    My partner is a bit scared. I try to be at home most nights as we're a team but the obligations [of being Prime Minister] mean I will have to go abroad a lot. I asked him the day after the election whether it was OK to form a government and he supported me. If he had said no I would have to think whether I could accept it or not - I didn't want to break up a relationship! We're a team for good times and bad.
    I once had a [female politician] who said I was more lady than her. But society is changing and what would be considered as not normal is fully normal nowadays. You can live your life as yourself and be considered as you are – not because you look like a politician who is married and with children.
    Everyone has to be OK with their own situation. When you have accepted yourself that you are like you are – the first step as a teenager – the next step is to see that no one cares. If you are losing friends because of your sexuality then they are not your friends. I never hid it. It's a fact, I am like I am and I want to be honest with myself and honest in politics.
    Gay weddings with be done forthly. At the moment in Luxembourg, we have to go through the situation of weddings, religion and divorce laws. But I don't think it'll be in the next five years – it'll be next year.
    I'm not a gay minister - my sexual orientation is no reason whether I'm elected or not elected. I do politics in favour of all the people, not one lobby group and we also have problems with unemployment, housing and finance.
    My vice-Prime Minister is gay as well. You have to prove that you do not have to fulfil cliches and be how you think you should be. People don't care what you do at the end of the day.

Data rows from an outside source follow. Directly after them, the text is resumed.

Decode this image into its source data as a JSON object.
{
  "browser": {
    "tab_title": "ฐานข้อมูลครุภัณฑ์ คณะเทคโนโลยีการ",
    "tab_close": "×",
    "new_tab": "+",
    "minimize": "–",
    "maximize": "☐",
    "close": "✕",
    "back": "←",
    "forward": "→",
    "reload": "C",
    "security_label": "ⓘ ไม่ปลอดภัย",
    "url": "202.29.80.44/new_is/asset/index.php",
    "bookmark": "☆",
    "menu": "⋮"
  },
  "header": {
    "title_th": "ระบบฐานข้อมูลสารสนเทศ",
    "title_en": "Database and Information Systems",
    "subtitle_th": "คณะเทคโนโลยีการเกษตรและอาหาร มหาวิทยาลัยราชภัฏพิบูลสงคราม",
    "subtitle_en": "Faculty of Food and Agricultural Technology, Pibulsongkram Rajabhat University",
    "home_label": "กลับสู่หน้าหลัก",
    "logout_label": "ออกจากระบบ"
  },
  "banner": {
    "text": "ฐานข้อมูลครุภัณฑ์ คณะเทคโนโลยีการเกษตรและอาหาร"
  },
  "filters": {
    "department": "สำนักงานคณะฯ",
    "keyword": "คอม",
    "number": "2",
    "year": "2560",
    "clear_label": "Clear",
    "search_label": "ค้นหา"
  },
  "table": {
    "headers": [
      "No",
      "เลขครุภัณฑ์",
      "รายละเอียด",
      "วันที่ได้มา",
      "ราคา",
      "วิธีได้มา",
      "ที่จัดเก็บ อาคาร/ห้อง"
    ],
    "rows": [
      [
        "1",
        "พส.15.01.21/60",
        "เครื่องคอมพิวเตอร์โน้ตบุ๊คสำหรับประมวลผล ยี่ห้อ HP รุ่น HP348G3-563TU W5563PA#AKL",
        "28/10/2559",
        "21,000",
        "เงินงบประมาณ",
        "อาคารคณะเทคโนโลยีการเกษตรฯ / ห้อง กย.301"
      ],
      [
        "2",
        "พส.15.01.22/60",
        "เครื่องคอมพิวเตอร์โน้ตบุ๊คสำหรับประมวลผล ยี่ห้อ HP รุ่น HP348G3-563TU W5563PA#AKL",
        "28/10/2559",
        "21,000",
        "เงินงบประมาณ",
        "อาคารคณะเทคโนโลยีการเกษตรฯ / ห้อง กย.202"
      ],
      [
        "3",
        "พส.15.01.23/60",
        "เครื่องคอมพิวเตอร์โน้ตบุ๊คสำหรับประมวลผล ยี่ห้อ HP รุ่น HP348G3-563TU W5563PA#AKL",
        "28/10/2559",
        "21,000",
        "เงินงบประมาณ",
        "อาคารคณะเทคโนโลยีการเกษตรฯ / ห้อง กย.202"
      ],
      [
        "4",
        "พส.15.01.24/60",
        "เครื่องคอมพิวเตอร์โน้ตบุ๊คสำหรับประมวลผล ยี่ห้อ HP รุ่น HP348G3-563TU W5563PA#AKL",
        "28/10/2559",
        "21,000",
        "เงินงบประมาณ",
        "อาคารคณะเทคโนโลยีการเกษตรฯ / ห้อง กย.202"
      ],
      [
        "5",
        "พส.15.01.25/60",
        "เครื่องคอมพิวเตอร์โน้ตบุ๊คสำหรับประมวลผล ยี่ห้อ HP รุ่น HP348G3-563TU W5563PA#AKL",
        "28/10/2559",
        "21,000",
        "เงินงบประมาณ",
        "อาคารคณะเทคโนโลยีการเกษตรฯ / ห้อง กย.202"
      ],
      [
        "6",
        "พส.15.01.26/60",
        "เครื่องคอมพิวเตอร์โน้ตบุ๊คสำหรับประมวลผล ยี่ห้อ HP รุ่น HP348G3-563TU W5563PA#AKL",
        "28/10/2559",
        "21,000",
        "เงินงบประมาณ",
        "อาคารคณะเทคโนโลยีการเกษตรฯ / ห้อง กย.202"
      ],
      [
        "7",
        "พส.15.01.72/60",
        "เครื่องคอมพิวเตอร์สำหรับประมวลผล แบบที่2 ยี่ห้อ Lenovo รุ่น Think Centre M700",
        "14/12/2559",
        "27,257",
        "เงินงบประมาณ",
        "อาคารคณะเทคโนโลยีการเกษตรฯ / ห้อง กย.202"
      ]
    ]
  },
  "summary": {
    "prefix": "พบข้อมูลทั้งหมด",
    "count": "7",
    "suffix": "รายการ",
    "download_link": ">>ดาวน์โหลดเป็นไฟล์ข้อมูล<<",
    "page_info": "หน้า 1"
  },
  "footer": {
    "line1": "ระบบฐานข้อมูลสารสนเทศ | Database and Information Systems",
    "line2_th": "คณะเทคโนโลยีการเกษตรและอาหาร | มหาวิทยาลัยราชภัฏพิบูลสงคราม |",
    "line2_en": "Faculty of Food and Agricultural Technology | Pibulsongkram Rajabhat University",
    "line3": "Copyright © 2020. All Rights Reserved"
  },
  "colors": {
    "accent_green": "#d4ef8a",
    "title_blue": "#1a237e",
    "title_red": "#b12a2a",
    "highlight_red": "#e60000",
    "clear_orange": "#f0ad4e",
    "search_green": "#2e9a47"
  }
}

    Which is good for Bettel, who enjoys sky-high popularity ratings and is often seen wandering around shops in the country's capital city.